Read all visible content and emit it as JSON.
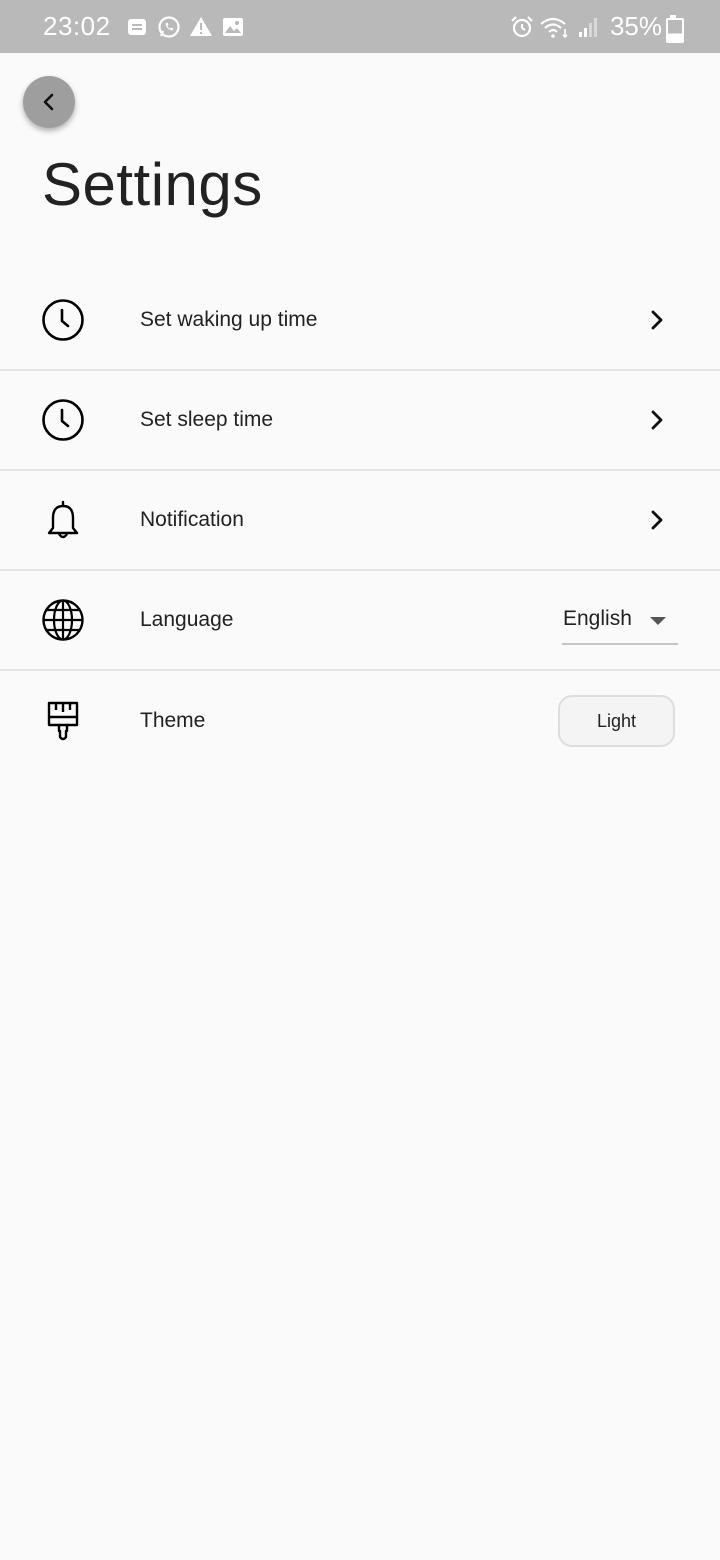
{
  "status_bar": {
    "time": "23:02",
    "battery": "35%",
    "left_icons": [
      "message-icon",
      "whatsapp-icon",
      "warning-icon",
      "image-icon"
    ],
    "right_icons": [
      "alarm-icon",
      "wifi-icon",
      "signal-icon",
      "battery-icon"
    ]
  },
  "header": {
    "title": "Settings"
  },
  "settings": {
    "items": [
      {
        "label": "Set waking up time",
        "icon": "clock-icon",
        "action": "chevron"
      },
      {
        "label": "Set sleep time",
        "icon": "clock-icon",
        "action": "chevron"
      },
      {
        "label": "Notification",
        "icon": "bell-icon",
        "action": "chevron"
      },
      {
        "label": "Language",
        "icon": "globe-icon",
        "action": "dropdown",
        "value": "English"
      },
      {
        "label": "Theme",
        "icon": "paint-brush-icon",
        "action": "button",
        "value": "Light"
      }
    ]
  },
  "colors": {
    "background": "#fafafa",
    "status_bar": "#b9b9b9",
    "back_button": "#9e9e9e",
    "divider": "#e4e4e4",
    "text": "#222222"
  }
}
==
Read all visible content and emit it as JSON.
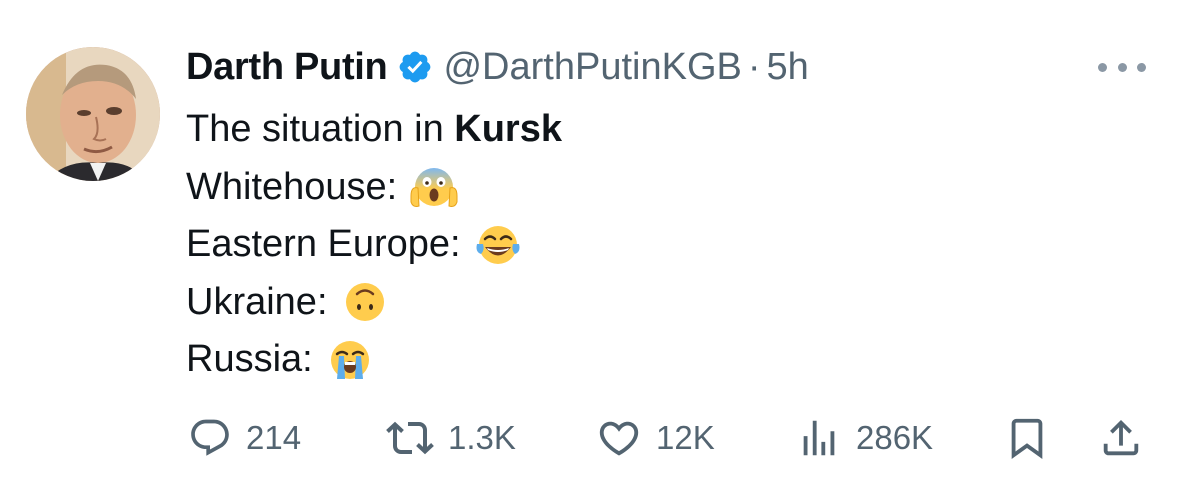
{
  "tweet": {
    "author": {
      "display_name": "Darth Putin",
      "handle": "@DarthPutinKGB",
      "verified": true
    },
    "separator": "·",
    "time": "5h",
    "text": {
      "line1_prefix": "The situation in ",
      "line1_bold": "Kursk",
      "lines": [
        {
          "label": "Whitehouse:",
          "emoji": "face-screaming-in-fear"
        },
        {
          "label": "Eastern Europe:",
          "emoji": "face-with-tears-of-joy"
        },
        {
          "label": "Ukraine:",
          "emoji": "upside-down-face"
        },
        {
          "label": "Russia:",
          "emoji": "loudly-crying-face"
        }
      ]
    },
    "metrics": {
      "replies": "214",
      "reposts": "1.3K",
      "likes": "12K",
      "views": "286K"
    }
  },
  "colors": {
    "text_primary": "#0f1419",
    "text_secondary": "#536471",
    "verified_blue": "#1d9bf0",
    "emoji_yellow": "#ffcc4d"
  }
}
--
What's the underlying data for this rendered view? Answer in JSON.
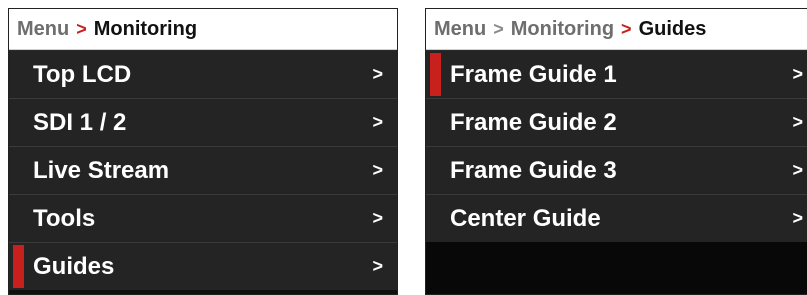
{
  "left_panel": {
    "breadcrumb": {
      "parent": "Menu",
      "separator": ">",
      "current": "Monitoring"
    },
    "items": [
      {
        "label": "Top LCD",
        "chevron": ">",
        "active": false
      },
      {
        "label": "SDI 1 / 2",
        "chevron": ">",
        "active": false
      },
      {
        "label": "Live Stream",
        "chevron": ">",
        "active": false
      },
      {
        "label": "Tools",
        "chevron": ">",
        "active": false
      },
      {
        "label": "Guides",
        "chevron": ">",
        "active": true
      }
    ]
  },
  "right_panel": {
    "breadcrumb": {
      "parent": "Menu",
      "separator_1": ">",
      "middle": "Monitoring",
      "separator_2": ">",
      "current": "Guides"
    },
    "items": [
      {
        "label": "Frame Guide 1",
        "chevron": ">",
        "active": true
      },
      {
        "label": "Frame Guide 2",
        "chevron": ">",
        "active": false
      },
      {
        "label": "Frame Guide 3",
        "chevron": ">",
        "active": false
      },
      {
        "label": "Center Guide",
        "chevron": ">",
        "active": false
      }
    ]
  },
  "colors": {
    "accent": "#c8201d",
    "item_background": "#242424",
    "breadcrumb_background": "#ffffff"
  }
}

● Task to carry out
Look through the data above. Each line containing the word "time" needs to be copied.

● Response to this task
    "time": "23:02",
        "label": "Set waking up time",
        "label": "Set sleep time",
    "time": "5h",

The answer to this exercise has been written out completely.